For its use in acne, tretinoin (along with other retinoids) are vitamin A derivatives that act by binding to two nuclear receptor families within keratinocytes: the retinoic acid receptors (RAR) and the retinoid X receptors (RXR). These events contribute to the normalization of follicular keratinization and decreased cohesiveness of keratinocytes, resulting in reduced follicular occlusion and microcomedone formation. The retinoid-receptor complex competes for coactivator proteins of AP-1, a key transcription factor involved in inflammation. Retinoids also down-regulate expression of toll-like receptor (TLR)-2, which has been implicated in the inflammatory response in acne.
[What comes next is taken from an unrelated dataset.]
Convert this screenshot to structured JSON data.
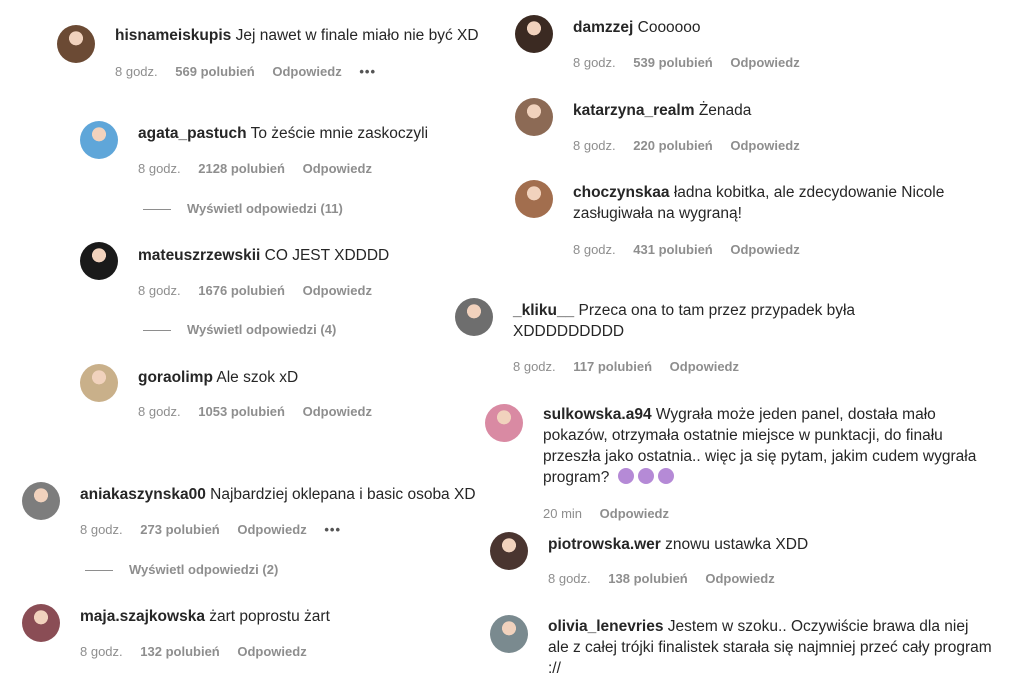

Moreover, tretinoin and retinoids may enhance the penetration of other topical acne medications.
The combination of the 10% benzoyl peroxide and light results in more than 50% degradation of tretinoin in about 2 hours and 95% in 24 hours. This lack of stability in the presence of light and oxidizing agents has led to the development of novel formulations of the drug. When microencapsulated tretinoin is exposed to benzoyl peroxide and light only 1% degradation takes place in about 4 hours and only 13% after 24 hours.
Tretinoin is synthesized from beta-carotene. The beta-carotene is firstly cleaved into beta-carotene 15-15'-monooxygenase through site 1 double bond oxidized to epoxide. The epoxide is attacked by water to form diol in site 1. NADH, as a reduction agent, reduce the alcohol group to aldehydes.
Tretinoin was co-developed for its use in acne by James Fulton and Albert Kligman when they were at University of Pennsylvania in the 1960s. Phase I trials, the first conducted on human subjects, were performed on inmates at Holmesburg Prison during a long-running regime of non-therapeutic and unethical testing on prison inmates at Holmesburg. The University of Pennsylvania held the patent for Retin-A, which it licensed to pharmaceutical companies.
The origin of the name tretinoin is uncertain, although several sources agree (one with probability, one with asserted certainty) that it probably comes from trans- + retinoic [acid] + -in, which is plausible given that tretinoin is the all-trans isomer of retinoic acid. The name isotretinoin is the same root tretinoin plus the prefix iso-. Regarding pronunciation, the following variants apply equally to both tretinoin and isotretinoin. Given that retinoic is pronounced //, it is natural that // is a commonly heard pronunciation. Dictionary transcriptions also include // (tri-TIN-oh-in) and //.